**Try it**
Return every entry below exactly as written, minus the pictures.

**Dataset entries**
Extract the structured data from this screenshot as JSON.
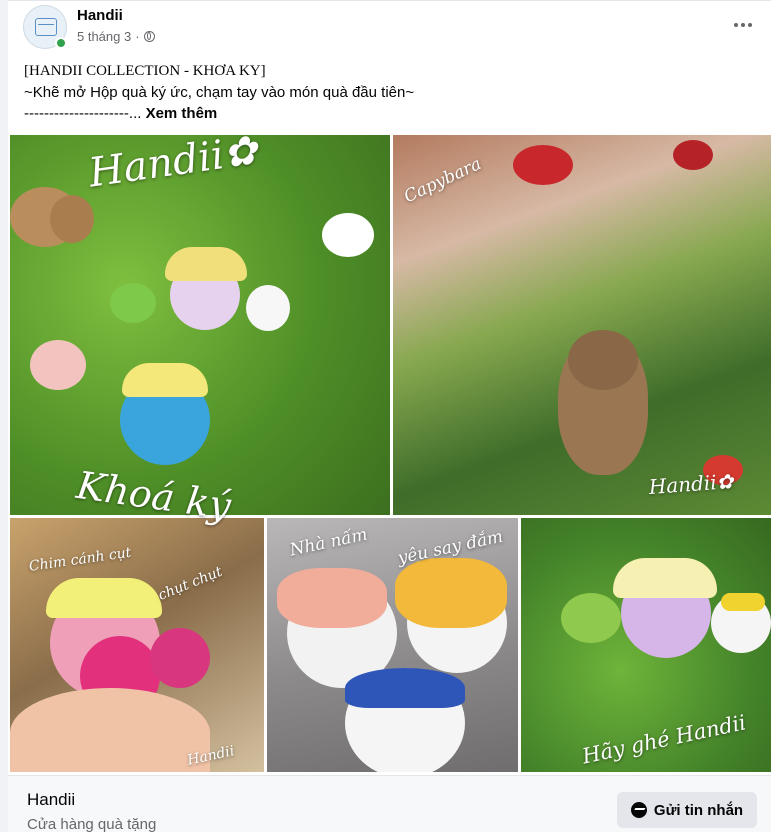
{
  "post": {
    "page_name": "Handii",
    "time": "5 tháng 3",
    "separator": "·",
    "text_line1": "[HANDII COLLECTION - KHƠA KY]",
    "text_line2": "~Khẽ mở Hộp quà ký ức, chạm tay vào món quà đầu tiên~",
    "text_line3": "---------------------...",
    "see_more": "Xem thêm"
  },
  "photos": {
    "p1_caption_top": "Handii✿",
    "p1_caption_bottom": "Khoá ký",
    "p2_caption_top": "Capybara",
    "p2_caption_bottom": "Handii✿",
    "p3_caption_a": "Chim cánh cụt",
    "p3_caption_b": "chụt chụt",
    "p3_caption_c": "Handii",
    "p4_caption_a": "Nhà nấm",
    "p4_caption_b": "yêu say đắm",
    "p5_caption": "Hãy ghé Handii"
  },
  "footer": {
    "name": "Handii",
    "category": "Cửa hàng quà tặng",
    "message_button": "Gửi tin nhắn"
  }
}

**Answer to the exercise**
Extract the structured data from this screenshot as JSON.
{
  "post": {
    "page_name": "Handii",
    "time": "5 tháng 3",
    "separator": "·",
    "text_line1": "[HANDII COLLECTION - KHƠA KY]",
    "text_line2": "~Khẽ mở Hộp quà ký ức, chạm tay vào món quà đầu tiên~",
    "text_line3": "---------------------...",
    "see_more": "Xem thêm"
  },
  "photos": {
    "p1_caption_top": "Handii✿",
    "p1_caption_bottom": "Khoá ký",
    "p2_caption_top": "Capybara",
    "p2_caption_bottom": "Handii✿",
    "p3_caption_a": "Chim cánh cụt",
    "p3_caption_b": "chụt chụt",
    "p3_caption_c": "Handii",
    "p4_caption_a": "Nhà nấm",
    "p4_caption_b": "yêu say đắm",
    "p5_caption": "Hãy ghé Handii"
  },
  "footer": {
    "name": "Handii",
    "category": "Cửa hàng quà tặng",
    "message_button": "Gửi tin nhắn"
  }
}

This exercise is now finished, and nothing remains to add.